(Component data from apps and pages)

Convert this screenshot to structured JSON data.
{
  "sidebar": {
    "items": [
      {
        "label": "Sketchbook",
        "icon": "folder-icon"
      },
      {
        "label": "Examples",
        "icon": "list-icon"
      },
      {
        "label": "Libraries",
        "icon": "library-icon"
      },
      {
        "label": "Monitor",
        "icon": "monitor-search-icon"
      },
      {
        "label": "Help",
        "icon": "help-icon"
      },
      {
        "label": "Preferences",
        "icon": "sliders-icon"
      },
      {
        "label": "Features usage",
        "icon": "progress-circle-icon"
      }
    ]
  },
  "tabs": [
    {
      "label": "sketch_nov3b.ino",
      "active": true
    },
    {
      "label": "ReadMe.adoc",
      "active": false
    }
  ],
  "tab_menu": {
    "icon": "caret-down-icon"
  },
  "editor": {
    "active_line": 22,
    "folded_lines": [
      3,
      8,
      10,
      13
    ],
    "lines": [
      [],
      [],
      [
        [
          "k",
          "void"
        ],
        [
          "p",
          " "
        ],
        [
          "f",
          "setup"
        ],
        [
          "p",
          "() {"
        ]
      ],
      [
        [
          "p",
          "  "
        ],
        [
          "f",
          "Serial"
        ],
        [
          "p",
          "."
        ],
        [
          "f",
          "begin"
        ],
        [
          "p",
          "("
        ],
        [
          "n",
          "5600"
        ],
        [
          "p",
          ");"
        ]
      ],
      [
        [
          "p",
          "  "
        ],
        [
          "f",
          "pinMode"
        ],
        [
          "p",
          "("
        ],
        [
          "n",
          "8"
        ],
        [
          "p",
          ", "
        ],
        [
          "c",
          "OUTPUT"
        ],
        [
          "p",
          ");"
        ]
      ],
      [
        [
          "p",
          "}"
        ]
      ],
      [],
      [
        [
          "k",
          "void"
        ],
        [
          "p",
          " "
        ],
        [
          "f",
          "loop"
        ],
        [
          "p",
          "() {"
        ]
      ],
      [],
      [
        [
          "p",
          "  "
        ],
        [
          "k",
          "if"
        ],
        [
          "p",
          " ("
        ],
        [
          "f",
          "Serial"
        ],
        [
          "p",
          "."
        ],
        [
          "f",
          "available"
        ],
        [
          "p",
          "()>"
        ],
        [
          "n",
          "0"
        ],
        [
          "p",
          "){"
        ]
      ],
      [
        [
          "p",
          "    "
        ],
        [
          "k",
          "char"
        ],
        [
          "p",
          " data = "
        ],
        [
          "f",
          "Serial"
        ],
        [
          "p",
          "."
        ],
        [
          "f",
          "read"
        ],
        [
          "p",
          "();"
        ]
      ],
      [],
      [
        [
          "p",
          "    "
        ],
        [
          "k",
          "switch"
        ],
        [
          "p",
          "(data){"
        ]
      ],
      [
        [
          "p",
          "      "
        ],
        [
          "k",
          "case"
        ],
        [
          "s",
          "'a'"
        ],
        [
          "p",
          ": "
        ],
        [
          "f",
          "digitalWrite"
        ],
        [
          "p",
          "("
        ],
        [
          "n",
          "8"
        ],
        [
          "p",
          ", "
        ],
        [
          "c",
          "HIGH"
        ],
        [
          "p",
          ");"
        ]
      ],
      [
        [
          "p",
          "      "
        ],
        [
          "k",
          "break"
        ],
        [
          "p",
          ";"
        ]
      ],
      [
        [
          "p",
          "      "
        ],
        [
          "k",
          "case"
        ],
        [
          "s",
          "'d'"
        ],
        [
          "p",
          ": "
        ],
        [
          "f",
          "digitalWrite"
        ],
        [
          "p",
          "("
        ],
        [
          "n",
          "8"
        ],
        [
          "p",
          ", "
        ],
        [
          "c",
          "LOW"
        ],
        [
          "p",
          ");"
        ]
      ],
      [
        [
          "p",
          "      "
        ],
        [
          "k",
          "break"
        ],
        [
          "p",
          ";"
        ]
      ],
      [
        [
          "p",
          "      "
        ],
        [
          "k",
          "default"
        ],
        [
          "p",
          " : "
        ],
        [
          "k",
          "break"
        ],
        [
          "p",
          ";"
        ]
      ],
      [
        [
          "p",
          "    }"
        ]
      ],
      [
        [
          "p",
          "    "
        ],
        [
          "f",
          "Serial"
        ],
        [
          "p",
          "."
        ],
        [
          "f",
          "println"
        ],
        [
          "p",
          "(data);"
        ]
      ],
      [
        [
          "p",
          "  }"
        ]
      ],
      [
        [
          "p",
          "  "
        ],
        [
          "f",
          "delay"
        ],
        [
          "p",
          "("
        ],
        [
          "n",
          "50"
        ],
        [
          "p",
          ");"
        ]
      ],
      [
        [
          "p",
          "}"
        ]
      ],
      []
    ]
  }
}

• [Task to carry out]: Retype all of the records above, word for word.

• [Task output]:
Convert this screenshot to structured JSON data.
{
  "sidebar": {
    "items": [
      {
        "label": "Sketchbook",
        "icon": "folder-icon"
      },
      {
        "label": "Examples",
        "icon": "list-icon"
      },
      {
        "label": "Libraries",
        "icon": "library-icon"
      },
      {
        "label": "Monitor",
        "icon": "monitor-search-icon"
      },
      {
        "label": "Help",
        "icon": "help-icon"
      },
      {
        "label": "Preferences",
        "icon": "sliders-icon"
      },
      {
        "label": "Features usage",
        "icon": "progress-circle-icon"
      }
    ]
  },
  "tabs": [
    {
      "label": "sketch_nov3b.ino",
      "active": true
    },
    {
      "label": "ReadMe.adoc",
      "active": false
    }
  ],
  "tab_menu": {
    "icon": "caret-down-icon"
  },
  "editor": {
    "active_line": 22,
    "folded_lines": [
      3,
      8,
      10,
      13
    ],
    "lines": [
      [],
      [],
      [
        [
          "k",
          "void"
        ],
        [
          "p",
          " "
        ],
        [
          "f",
          "setup"
        ],
        [
          "p",
          "() {"
        ]
      ],
      [
        [
          "p",
          "  "
        ],
        [
          "f",
          "Serial"
        ],
        [
          "p",
          "."
        ],
        [
          "f",
          "begin"
        ],
        [
          "p",
          "("
        ],
        [
          "n",
          "5600"
        ],
        [
          "p",
          ");"
        ]
      ],
      [
        [
          "p",
          "  "
        ],
        [
          "f",
          "pinMode"
        ],
        [
          "p",
          "("
        ],
        [
          "n",
          "8"
        ],
        [
          "p",
          ", "
        ],
        [
          "c",
          "OUTPUT"
        ],
        [
          "p",
          ");"
        ]
      ],
      [
        [
          "p",
          "}"
        ]
      ],
      [],
      [
        [
          "k",
          "void"
        ],
        [
          "p",
          " "
        ],
        [
          "f",
          "loop"
        ],
        [
          "p",
          "() {"
        ]
      ],
      [],
      [
        [
          "p",
          "  "
        ],
        [
          "k",
          "if"
        ],
        [
          "p",
          " ("
        ],
        [
          "f",
          "Serial"
        ],
        [
          "p",
          "."
        ],
        [
          "f",
          "available"
        ],
        [
          "p",
          "()>"
        ],
        [
          "n",
          "0"
        ],
        [
          "p",
          "){"
        ]
      ],
      [
        [
          "p",
          "    "
        ],
        [
          "k",
          "char"
        ],
        [
          "p",
          " data = "
        ],
        [
          "f",
          "Serial"
        ],
        [
          "p",
          "."
        ],
        [
          "f",
          "read"
        ],
        [
          "p",
          "();"
        ]
      ],
      [],
      [
        [
          "p",
          "    "
        ],
        [
          "k",
          "switch"
        ],
        [
          "p",
          "(data){"
        ]
      ],
      [
        [
          "p",
          "      "
        ],
        [
          "k",
          "case"
        ],
        [
          "s",
          "'a'"
        ],
        [
          "p",
          ": "
        ],
        [
          "f",
          "digitalWrite"
        ],
        [
          "p",
          "("
        ],
        [
          "n",
          "8"
        ],
        [
          "p",
          ", "
        ],
        [
          "c",
          "HIGH"
        ],
        [
          "p",
          ");"
        ]
      ],
      [
        [
          "p",
          "      "
        ],
        [
          "k",
          "break"
        ],
        [
          "p",
          ";"
        ]
      ],
      [
        [
          "p",
          "      "
        ],
        [
          "k",
          "case"
        ],
        [
          "s",
          "'d'"
        ],
        [
          "p",
          ": "
        ],
        [
          "f",
          "digitalWrite"
        ],
        [
          "p",
          "("
        ],
        [
          "n",
          "8"
        ],
        [
          "p",
          ", "
        ],
        [
          "c",
          "LOW"
        ],
        [
          "p",
          ");"
        ]
      ],
      [
        [
          "p",
          "      "
        ],
        [
          "k",
          "break"
        ],
        [
          "p",
          ";"
        ]
      ],
      [
        [
          "p",
          "      "
        ],
        [
          "k",
          "default"
        ],
        [
          "p",
          " : "
        ],
        [
          "k",
          "break"
        ],
        [
          "p",
          ";"
        ]
      ],
      [
        [
          "p",
          "    }"
        ]
      ],
      [
        [
          "p",
          "    "
        ],
        [
          "f",
          "Serial"
        ],
        [
          "p",
          "."
        ],
        [
          "f",
          "println"
        ],
        [
          "p",
          "(data);"
        ]
      ],
      [
        [
          "p",
          "  }"
        ]
      ],
      [
        [
          "p",
          "  "
        ],
        [
          "f",
          "delay"
        ],
        [
          "p",
          "("
        ],
        [
          "n",
          "50"
        ],
        [
          "p",
          ");"
        ]
      ],
      [
        [
          "p",
          "}"
        ]
      ],
      []
    ]
  }
}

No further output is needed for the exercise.